Marvel’s many marvels: An update on comic book cinema

Ooga-Chaka Ooga-Ooga Ooga-Chaka Ooga-Ooga.

The trailer to the new “Guardians of the Galaxy” movie came out and when I heard Blue Swede’s chanting, I was instantly hooked on a feeling: I needed to watch this movie. A movie with a talking raccoon, a tree with a limited vocabulary and lots of space aliens.

I had read a couple of issues of the “Guardians” comics before the movie  trailer came out, but only because I heard that Chris “Andy Dwyer” Pratt was going to be the sexy action star.

The comic book was definitely not something I would have recommended to casual fans of comics.

The “Cosmic” side of Marvel has always been the stranger and more obscure side, especially compared to the “Earth” comics.

And yet as of last weekend, “Guardians of the Galaxy” is now the top-grossing movie of 2014 in America and has a rating of 92 percent on rottentomatoes.com.

I am certain that the awesome visuals, great acting and the pure joy of watching this movie added to its popularity, but I am even more certain that this movie would have been big— though maybe not as big—regardless of quality.

Comic book movies aren’t just for comic book fans or people who want to see George Clooney’s nipples anymore. They have gone from a niche market to a booming, unstoppable business.

They have exploded into a genre that boys, women, fathers, grandmothers and estranged lovers can all enjoy.

This is in large part because many comics blend a lot of emotions and genres. There’s just the right amount of drama, action, romance, humor and thought to make it interesting for hardcore fans and also various sorts of people who have never read a comic.

The MCU, Marvel Cinematic Universe, is so popular that Marvel has a 10-year plan with dozens of A-list actors, directors, screenwriters and just as many movies. They are raking in hundreds of millions of dollars with each movie and each film seems to make more money than the last.

DC is now trying to play catch-up and growing their cinematic universe without laying the groundwork that Marvel did. They are hoping that Batman and Superman are powerful enough to draw people into the new “Batman vs. Superman” and the 100-percent-true rumor of a “Justice League” movie.
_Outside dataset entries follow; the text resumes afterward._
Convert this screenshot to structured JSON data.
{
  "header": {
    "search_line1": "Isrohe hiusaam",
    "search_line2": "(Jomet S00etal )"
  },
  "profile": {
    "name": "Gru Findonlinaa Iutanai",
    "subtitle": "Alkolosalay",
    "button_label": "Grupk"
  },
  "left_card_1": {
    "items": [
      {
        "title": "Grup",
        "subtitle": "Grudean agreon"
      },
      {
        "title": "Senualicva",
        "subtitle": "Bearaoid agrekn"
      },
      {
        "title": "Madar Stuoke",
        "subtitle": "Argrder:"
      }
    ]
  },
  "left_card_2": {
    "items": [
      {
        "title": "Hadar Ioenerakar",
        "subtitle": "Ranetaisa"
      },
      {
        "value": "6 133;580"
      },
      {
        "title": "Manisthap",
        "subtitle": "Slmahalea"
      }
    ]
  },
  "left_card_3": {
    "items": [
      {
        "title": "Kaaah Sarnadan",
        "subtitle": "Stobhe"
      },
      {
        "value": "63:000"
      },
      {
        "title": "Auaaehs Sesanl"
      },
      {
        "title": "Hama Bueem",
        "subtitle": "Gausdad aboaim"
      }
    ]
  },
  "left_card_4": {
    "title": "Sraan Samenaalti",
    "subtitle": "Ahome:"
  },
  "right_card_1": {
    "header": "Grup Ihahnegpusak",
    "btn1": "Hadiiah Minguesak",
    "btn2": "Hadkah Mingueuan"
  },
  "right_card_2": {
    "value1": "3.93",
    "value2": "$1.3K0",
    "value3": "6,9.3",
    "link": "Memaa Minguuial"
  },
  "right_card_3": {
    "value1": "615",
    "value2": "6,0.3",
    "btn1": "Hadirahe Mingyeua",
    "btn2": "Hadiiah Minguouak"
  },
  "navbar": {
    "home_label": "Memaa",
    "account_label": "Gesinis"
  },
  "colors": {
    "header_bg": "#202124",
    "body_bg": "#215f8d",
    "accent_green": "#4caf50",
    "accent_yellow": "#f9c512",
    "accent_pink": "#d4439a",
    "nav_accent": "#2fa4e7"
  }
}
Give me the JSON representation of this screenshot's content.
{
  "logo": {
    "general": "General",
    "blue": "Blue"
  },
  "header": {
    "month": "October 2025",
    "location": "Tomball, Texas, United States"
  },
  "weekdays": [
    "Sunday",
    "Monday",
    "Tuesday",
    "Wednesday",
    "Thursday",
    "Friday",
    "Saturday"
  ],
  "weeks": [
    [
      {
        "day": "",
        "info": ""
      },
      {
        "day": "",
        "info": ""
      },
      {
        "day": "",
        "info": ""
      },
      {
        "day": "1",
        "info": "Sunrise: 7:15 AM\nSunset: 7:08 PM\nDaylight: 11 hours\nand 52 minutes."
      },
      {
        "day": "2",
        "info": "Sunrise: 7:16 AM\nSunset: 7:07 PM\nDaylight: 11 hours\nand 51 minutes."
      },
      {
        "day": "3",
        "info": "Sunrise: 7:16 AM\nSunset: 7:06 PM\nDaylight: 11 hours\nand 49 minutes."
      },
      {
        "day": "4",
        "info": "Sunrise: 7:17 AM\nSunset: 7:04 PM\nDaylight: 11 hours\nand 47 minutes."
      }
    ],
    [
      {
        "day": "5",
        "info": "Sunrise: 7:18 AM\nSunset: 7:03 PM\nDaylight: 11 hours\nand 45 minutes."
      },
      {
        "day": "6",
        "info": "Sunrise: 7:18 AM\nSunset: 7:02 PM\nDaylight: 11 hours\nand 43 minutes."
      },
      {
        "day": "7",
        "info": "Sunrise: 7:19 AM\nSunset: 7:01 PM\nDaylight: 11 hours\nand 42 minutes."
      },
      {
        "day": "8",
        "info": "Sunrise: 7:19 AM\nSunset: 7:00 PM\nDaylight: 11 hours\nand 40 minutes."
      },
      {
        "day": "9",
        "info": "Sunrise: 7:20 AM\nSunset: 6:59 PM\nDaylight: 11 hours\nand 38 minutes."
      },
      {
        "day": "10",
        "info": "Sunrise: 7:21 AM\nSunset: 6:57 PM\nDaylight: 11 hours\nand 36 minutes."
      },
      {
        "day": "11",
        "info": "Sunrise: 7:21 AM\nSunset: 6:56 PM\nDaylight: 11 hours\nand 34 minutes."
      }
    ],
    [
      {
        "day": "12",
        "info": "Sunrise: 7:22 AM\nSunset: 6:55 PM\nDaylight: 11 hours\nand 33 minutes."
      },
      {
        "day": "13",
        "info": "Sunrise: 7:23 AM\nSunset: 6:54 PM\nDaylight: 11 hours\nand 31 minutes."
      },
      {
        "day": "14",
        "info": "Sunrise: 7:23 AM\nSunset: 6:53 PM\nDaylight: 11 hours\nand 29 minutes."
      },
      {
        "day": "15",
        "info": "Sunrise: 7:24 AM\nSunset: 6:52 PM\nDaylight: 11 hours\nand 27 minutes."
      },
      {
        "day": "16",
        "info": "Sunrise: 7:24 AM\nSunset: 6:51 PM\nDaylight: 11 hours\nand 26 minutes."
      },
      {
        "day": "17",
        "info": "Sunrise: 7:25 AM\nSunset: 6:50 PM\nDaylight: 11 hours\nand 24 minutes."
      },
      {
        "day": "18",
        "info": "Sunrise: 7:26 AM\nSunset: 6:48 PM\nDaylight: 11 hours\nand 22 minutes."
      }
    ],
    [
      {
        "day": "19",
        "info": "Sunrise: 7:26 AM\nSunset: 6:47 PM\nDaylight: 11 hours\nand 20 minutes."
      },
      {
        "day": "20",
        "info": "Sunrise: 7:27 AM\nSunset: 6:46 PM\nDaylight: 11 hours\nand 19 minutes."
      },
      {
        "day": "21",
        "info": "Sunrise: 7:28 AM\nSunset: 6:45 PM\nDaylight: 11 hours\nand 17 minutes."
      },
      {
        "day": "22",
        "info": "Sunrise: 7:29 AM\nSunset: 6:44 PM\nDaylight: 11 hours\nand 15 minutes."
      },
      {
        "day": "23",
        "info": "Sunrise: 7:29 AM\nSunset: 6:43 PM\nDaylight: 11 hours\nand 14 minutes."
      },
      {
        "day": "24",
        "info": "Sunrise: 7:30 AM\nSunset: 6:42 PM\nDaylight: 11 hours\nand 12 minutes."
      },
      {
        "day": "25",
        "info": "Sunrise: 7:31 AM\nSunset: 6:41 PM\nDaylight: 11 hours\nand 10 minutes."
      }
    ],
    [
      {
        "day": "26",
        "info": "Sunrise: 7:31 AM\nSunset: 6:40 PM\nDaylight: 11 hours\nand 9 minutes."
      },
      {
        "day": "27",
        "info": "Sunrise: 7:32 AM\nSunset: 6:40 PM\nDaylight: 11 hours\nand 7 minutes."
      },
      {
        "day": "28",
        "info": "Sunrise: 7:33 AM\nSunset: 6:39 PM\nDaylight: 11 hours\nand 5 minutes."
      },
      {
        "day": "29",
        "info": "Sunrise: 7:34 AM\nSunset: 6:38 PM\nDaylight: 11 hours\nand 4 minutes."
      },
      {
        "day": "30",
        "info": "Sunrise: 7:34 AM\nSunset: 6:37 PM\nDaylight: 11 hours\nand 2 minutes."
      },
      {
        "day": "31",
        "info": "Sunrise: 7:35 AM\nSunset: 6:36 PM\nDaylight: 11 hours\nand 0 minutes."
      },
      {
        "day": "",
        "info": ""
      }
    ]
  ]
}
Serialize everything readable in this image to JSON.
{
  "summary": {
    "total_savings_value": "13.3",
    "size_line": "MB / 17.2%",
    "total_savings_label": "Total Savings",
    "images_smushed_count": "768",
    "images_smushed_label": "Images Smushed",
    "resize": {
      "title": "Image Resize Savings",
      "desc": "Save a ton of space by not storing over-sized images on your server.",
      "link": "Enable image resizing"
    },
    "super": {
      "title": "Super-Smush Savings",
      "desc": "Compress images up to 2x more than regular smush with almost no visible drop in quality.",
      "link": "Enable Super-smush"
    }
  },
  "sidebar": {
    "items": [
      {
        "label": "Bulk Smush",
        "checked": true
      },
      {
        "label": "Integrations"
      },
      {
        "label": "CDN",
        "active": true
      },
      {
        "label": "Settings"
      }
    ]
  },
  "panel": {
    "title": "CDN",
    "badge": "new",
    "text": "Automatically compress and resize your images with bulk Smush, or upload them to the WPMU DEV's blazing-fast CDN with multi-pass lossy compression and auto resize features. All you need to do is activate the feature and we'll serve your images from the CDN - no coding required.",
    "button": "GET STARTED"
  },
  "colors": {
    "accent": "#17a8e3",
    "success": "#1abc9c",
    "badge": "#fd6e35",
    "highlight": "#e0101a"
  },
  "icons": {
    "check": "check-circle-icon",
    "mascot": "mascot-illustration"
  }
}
I love DC, but I am critical of how they seem to be trying to jump on the bandwagon full of cash cows. I also think their approach is all wrong—serious and brooding. DC can’t just “Batman-ize” their whole stable of characters. The constantly angsty Clark Kent was my main problem with the recent “Man of Steel” movie—that and, you know, everything else in the movie.

DC also has “Green Arrow” airing on The CW. It has a very dedicated following and is also critically loved. And not just by crazy Tumblr fans.

Weirdly enough, DC has a lot of upcoming shows, like “Gotham,” “The Flash,” “Constantine,” “iZombie” and the “Preacher.” Debuting a lot of their series on cable television is an interesting choice. I think it’s a great choice for some, like “The Flash,” because of how cheesy the comic is, but the lower production values make it feel like it wouldn’t translate as well as “Batman” or “Constantine.”

After over a decade of success, comic book cinema is still going very, very strong, as both viewer reactions and box office receipts show. Better yet, the future of comic book adaptations is bright: more and more attention and money are being heaped onto this relatively new jump of the comic medium.

Based on all that attention, I doubt the adaptation train will slow down anytime soon.

Still, a part of me hopes that someone out there will steer the train away from the traditional caped superheroes and onto comics like “Saga” or “Sex Criminal.” When it comes to branching out, “Guardians” should be just the beginning.